Permits on cards for illegal Vietnamese
In an attempt to attract migrant workers from Vietnam to Thailand, the government has approved a proposal to provide work permits to illegal Vietnamese labourers.
However, the proposal requires these illegal labourers to return to Vietnam first and re-enter Thailand, according to Labour Minister Pol Gen Adul Sangsingkeo.
The proposal will benefit about 50,000 Vietnamese nationals who visit Thailand on a 30-day tourist visa and working illegally, he told the media yesterday after a meeting of the government's committee on policy for resolving migrant labour problems and tackling human trafficking in the labour sector.
The meeting was chaired by Deputy Prime Minister Prawit Wongsuwon.
The policy was approved after the committee agreed in principle to offer a wider range of jobs to Vietnamese nationals, said Pol Gen Adul.
This proposal was among a number of measures approved yesterday.
The committee also agreed to add housemaids and blue-collar workers in most industries to the list of work Vietnamese nationals will be allowed to do in Thailand, he said.
The same policy will also apply to migrant workers from Laos, Myanmar and Cambodia. But that will only happen after Thailand signs the memorandums of understanding (MoU) with the four nations on cooperation in supplying more labour to Thailand.
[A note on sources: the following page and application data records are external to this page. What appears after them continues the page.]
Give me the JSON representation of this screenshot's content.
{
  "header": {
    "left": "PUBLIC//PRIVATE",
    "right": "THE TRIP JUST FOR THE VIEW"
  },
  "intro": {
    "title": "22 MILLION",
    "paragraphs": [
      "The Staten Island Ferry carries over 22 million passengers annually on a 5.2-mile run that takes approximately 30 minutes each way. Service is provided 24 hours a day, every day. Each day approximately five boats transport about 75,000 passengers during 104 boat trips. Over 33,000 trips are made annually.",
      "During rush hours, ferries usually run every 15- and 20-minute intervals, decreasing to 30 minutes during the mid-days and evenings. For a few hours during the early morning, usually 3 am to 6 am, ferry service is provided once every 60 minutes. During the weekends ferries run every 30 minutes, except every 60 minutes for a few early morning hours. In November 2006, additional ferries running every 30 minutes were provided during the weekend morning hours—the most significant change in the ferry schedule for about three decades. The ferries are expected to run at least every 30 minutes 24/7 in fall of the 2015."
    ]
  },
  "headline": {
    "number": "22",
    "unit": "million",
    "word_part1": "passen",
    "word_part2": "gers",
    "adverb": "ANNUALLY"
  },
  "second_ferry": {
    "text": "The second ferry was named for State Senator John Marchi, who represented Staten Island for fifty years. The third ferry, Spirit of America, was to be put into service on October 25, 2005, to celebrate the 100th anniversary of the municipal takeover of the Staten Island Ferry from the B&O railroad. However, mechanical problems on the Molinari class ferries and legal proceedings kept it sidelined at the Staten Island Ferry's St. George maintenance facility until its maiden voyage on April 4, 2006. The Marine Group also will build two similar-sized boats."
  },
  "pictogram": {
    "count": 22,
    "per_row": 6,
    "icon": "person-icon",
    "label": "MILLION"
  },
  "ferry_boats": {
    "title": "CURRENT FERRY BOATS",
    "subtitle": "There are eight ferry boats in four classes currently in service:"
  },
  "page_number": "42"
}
Dates for the signing of the MoUs will be set soon.
For illegal Vietnamese labourers, Pol Gen Adult said after they return to their country, they may apply to return to Thailand as legal workers.
In the past, these illegal migrants would be treated as law breakers and barred re-entry.
The number of jobs Vietnamese workers will be allowed to take up depends on the number requested by their Thai employers, which currently stands at 3,200, he added.
More jobs for Vietnamese migrant workers is expected when the Thai-Vietnamese MoU is actually amended to allow for a wider range of jobs that can be done.
"After all, only the necessary number of Vietnamese migrant workers will be permitted to come and work here without affecting Thai workers and internal security," Pol Gen Adul.
With Thais eschewing jobs in the service industry, in favour of setting up businesses or online work, the labour pool for services is rapidly drying up, said the ministry.
Several business operators have turned to Vietnamese workers with knowledge of languages to make up the shortfall, said the ministry.
Sectors that have favoured Vietnamese labourers are the hotel and tourist industry.
Another important topic discussed and approved at yesterday's meeting were three measures to deal with a shortage of labour in the fishing industry, said Pol Gen Adul.
The first measure is to extend the time for about 11,000 migrant workers whose work permit is due to expire at the end of this month (Sept 30) to continue working in Thailand for another two years, he said.
They will, however, be required to report to labour authorities at the ministry's one-stop-service centres in coastal 22 provinces every year.
In the second measure, any other migrant workers holding a valid passport, temporary passport, certificate of identity or other travel documents and currently staying in Thailand will be issued a one-year work permit if they are interested in working in the fishing industry, he said.
The other measure approved is a plan to import 42,000 additional migrant workers from Myanmar for the fishing industry in response to a request by National Fisheries Association of Thailand, according to Pol Gen Adul.
An administration centre will be opened in Ranong province specifically to handle the registration of new Myanmar workers expected to arrive in the province from Kawthaung.